(The problem): Report all lines of the data below that hold the word "name".

(Data records):
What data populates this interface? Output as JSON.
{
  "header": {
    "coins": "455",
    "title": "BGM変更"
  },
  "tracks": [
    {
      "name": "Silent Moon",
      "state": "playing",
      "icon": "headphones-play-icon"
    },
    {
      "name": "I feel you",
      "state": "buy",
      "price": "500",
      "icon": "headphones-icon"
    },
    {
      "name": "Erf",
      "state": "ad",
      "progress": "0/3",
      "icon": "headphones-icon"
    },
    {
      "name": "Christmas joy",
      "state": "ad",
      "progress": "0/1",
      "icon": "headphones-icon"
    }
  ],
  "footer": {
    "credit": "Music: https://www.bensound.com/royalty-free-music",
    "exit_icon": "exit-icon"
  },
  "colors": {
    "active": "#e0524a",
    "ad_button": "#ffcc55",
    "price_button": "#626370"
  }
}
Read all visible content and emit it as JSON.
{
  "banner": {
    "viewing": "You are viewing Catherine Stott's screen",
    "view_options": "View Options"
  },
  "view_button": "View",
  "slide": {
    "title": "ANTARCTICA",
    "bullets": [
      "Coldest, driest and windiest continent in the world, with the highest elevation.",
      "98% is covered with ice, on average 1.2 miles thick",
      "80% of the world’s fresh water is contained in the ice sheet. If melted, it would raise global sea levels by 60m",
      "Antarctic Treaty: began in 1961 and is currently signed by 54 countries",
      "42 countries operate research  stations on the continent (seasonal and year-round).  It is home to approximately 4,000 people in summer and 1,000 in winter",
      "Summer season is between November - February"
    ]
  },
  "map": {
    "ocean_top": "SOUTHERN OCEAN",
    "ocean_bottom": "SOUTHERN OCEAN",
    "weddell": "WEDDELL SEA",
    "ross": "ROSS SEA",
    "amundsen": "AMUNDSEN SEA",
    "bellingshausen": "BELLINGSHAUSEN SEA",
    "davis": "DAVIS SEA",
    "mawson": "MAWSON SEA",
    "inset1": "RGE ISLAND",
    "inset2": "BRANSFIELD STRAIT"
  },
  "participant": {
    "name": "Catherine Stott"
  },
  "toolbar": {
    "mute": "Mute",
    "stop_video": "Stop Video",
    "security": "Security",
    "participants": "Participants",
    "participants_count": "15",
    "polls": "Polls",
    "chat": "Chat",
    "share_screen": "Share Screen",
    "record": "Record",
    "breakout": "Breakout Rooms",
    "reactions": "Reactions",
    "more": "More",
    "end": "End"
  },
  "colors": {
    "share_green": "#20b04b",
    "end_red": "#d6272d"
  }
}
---
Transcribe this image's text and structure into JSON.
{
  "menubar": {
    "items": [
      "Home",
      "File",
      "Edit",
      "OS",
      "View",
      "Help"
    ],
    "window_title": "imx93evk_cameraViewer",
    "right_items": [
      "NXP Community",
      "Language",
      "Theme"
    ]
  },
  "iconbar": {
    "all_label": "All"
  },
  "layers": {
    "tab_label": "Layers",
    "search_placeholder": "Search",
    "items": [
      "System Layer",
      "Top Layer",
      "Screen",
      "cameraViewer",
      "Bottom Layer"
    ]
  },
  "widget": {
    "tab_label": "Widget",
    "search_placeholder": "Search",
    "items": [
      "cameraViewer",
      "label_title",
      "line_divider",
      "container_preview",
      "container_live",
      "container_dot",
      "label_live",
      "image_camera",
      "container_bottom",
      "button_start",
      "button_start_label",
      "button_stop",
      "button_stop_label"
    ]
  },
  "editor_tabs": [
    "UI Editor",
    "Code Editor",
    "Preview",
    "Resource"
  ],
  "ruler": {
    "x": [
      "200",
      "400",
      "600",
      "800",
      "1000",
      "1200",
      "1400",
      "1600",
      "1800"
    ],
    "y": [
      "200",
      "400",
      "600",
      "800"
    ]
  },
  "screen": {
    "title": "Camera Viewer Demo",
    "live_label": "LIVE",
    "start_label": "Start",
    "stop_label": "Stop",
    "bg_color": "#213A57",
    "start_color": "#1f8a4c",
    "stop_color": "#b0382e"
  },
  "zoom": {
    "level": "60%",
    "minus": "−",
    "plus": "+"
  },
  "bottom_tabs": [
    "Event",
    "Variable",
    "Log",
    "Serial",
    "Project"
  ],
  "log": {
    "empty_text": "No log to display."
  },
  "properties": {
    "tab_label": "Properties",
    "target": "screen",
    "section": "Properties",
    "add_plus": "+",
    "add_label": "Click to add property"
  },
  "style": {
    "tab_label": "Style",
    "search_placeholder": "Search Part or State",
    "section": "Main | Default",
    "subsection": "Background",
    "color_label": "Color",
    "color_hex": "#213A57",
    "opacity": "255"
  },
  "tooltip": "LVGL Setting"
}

(Response):
      "name": "Silent Moon",
      "name": "I feel you",
      "name": "Erf",
      "name": "Christmas joy",
    "name": "Catherine Stott"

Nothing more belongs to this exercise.